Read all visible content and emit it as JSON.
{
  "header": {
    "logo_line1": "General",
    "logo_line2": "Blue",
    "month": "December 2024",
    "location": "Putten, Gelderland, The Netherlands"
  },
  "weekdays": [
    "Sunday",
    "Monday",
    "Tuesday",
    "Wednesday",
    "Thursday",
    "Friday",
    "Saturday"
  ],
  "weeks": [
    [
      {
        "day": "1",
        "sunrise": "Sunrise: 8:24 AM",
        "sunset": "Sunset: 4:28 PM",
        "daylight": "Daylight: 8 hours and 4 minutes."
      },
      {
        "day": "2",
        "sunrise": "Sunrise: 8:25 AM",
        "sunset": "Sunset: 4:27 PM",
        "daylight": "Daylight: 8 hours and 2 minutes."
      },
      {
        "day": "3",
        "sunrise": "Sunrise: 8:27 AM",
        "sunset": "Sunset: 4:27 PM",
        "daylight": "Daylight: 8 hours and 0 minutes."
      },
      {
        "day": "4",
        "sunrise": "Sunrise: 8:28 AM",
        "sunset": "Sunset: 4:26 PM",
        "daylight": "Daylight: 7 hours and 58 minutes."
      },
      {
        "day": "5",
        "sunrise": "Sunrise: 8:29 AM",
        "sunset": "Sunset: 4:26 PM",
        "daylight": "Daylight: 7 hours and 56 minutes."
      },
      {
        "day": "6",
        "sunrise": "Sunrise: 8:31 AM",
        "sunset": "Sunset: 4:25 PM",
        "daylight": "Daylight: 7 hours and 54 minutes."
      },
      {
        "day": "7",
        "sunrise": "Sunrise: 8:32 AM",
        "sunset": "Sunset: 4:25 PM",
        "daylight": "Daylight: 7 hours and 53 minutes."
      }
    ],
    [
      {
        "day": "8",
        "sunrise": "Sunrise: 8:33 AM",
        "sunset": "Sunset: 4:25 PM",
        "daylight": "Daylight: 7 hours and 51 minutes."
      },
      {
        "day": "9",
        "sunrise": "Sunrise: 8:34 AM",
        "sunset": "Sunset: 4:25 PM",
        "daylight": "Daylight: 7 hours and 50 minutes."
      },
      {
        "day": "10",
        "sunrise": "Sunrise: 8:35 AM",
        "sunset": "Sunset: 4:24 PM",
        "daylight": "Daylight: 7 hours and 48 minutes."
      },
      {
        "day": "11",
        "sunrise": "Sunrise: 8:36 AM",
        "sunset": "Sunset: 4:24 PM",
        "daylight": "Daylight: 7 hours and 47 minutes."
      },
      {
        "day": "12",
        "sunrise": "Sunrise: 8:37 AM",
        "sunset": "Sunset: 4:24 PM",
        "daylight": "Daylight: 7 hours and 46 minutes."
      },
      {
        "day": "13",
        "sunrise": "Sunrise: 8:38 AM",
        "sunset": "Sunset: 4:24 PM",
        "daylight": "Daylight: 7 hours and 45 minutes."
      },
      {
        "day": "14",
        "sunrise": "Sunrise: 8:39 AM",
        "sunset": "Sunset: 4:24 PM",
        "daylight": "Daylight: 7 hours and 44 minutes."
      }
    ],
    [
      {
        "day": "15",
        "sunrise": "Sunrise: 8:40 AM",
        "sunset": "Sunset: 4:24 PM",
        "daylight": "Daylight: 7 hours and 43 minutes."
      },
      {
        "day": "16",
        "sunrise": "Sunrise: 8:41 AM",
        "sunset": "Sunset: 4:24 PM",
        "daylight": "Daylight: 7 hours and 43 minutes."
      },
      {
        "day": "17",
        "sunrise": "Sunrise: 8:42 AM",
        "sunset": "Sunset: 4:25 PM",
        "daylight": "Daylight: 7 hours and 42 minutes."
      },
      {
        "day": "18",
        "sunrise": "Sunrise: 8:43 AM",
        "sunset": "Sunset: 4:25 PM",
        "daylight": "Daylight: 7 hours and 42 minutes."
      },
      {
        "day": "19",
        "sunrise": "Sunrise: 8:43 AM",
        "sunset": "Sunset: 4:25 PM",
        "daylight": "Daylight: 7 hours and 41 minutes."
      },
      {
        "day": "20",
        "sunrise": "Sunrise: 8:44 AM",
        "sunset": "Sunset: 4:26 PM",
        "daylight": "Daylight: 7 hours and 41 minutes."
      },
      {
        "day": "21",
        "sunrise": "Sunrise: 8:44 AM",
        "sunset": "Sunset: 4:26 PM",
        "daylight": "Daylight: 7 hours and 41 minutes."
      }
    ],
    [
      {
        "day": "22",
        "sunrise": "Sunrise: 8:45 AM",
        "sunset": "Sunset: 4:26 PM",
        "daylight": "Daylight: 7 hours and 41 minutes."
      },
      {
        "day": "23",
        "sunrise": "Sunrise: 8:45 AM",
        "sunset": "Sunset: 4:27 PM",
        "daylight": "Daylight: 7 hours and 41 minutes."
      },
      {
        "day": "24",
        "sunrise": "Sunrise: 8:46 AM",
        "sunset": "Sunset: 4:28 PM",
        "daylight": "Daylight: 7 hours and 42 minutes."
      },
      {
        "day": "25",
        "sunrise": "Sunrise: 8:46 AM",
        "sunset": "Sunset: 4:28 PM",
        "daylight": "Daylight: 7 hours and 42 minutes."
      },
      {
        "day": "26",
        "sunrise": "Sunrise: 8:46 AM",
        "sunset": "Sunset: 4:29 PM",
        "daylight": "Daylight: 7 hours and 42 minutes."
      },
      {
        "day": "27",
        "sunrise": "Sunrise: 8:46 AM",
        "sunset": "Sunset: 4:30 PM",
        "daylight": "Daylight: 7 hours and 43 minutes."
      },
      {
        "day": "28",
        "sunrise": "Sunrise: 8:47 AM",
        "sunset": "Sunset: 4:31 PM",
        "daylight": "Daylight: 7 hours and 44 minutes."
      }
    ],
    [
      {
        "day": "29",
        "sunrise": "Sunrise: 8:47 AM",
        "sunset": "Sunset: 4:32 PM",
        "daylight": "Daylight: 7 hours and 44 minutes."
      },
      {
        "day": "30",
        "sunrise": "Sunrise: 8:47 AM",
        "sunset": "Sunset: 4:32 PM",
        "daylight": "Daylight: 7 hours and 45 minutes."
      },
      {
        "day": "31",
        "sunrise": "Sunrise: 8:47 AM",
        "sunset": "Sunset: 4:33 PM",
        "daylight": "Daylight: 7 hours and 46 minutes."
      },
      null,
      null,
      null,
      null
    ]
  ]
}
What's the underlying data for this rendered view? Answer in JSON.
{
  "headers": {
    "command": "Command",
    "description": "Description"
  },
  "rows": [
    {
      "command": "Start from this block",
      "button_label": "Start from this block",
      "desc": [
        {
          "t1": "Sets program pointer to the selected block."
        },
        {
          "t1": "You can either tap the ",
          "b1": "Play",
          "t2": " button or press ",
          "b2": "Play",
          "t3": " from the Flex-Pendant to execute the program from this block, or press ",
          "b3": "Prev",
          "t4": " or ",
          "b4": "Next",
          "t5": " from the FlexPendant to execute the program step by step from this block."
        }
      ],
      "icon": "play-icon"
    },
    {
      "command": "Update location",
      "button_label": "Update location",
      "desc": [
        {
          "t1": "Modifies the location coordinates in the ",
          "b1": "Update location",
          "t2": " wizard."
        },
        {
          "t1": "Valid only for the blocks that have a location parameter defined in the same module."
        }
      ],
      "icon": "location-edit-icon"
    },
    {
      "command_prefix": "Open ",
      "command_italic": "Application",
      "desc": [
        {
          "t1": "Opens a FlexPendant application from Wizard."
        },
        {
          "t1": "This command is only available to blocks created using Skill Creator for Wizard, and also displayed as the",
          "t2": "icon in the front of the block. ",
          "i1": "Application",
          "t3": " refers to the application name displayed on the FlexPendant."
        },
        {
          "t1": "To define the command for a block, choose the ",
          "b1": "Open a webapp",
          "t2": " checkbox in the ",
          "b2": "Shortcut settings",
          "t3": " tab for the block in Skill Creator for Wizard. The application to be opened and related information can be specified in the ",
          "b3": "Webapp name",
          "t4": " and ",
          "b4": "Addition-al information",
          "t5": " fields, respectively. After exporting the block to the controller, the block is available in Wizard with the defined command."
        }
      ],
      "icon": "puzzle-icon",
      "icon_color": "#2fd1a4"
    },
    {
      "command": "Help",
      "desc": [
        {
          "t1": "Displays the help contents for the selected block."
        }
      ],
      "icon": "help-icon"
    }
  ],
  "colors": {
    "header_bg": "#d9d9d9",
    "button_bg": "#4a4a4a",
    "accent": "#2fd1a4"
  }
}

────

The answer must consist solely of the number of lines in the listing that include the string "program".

3